ABOUT THIS TASK> Repeat every entry exactly as it appears.
----
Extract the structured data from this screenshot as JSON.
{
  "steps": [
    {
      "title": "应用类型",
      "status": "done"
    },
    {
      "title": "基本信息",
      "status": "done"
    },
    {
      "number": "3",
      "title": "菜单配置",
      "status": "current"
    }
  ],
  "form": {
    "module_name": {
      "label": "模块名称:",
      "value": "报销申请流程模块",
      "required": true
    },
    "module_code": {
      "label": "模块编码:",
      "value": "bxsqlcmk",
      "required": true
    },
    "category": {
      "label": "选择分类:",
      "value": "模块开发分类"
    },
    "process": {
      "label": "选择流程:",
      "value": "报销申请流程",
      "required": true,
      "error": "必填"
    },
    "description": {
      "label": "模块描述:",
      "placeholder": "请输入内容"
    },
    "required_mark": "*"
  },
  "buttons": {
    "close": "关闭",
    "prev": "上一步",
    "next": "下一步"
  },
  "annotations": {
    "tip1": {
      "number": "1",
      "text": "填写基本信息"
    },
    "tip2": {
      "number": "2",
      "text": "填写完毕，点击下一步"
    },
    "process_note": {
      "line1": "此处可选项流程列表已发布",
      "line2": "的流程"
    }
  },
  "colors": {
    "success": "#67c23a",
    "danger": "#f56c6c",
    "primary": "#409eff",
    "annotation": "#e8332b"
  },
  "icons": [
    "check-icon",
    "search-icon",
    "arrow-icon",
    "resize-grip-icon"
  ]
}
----
EXPECTED ANSWER>
Extract the structured data from this screenshot as JSON.
{
  "steps": [
    {
      "title": "应用类型",
      "status": "done"
    },
    {
      "title": "基本信息",
      "status": "done"
    },
    {
      "number": "3",
      "title": "菜单配置",
      "status": "current"
    }
  ],
  "form": {
    "module_name": {
      "label": "模块名称:",
      "value": "报销申请流程模块",
      "required": true
    },
    "module_code": {
      "label": "模块编码:",
      "value": "bxsqlcmk",
      "required": true
    },
    "category": {
      "label": "选择分类:",
      "value": "模块开发分类"
    },
    "process": {
      "label": "选择流程:",
      "value": "报销申请流程",
      "required": true,
      "error": "必填"
    },
    "description": {
      "label": "模块描述:",
      "placeholder": "请输入内容"
    },
    "required_mark": "*"
  },
  "buttons": {
    "close": "关闭",
    "prev": "上一步",
    "next": "下一步"
  },
  "annotations": {
    "tip1": {
      "number": "1",
      "text": "填写基本信息"
    },
    "tip2": {
      "number": "2",
      "text": "填写完毕，点击下一步"
    },
    "process_note": {
      "line1": "此处可选项流程列表已发布",
      "line2": "的流程"
    }
  },
  "colors": {
    "success": "#67c23a",
    "danger": "#f56c6c",
    "primary": "#409eff",
    "annotation": "#e8332b"
  },
  "icons": [
    "check-icon",
    "search-icon",
    "arrow-icon",
    "resize-grip-icon"
  ]
}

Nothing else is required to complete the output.